→ REQUIRED ACTION:
Looking at the entries below, how many lines include the word "data"? Answer with the number alone.

→ Stored records:
------------------------------------------------
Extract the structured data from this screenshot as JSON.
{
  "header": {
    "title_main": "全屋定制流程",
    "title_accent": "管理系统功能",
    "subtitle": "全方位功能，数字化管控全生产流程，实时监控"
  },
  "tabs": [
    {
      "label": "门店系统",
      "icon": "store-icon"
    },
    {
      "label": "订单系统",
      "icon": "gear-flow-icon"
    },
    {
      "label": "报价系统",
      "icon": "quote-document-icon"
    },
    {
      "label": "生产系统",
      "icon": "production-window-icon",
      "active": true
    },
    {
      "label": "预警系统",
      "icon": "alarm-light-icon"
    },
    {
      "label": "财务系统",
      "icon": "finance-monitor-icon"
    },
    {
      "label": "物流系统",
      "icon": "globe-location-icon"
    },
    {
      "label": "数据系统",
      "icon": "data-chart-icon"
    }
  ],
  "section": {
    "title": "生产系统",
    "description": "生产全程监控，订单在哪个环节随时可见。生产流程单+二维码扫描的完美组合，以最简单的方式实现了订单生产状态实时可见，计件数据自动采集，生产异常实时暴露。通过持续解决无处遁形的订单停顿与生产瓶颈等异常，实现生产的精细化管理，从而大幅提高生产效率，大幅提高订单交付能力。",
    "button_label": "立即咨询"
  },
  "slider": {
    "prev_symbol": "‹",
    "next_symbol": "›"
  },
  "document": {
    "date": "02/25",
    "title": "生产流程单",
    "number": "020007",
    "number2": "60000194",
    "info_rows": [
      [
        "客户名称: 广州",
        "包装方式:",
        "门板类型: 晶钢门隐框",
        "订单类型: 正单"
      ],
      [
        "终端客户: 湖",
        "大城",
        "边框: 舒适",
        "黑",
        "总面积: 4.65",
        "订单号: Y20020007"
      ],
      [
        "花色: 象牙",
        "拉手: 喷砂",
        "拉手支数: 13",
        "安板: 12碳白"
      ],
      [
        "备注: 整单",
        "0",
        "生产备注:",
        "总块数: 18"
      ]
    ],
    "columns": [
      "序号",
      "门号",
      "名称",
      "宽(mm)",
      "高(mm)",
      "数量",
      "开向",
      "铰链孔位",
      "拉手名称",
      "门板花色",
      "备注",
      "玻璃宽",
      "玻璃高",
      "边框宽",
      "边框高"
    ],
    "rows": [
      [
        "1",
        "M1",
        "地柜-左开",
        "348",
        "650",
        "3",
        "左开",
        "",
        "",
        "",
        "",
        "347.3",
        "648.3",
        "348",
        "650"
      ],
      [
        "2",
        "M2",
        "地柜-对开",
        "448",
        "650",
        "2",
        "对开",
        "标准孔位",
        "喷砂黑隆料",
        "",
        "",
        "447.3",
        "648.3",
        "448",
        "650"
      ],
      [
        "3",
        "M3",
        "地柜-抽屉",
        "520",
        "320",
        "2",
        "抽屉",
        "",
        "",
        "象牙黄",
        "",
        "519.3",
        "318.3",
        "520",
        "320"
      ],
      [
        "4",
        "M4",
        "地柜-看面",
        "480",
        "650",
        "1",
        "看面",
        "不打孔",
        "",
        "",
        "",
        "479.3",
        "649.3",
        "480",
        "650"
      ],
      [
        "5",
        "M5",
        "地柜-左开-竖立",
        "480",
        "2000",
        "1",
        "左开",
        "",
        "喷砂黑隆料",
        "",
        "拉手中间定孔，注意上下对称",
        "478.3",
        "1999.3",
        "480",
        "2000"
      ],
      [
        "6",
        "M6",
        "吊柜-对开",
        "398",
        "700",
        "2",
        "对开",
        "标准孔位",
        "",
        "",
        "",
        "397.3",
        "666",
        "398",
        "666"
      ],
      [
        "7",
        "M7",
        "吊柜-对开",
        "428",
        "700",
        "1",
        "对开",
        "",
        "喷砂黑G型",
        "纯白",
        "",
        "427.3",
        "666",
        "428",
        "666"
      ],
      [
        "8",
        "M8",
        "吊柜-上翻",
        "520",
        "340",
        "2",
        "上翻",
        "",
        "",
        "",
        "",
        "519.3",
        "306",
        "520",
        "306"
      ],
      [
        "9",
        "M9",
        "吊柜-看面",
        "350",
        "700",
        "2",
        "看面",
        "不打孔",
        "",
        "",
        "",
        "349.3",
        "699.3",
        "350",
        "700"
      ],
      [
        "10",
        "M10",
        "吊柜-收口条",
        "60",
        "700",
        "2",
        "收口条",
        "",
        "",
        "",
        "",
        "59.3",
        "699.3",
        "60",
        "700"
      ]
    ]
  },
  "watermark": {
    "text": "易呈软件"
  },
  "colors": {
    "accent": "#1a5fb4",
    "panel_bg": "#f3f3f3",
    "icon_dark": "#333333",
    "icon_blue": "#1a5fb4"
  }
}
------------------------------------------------
→ TASK RESULT:
2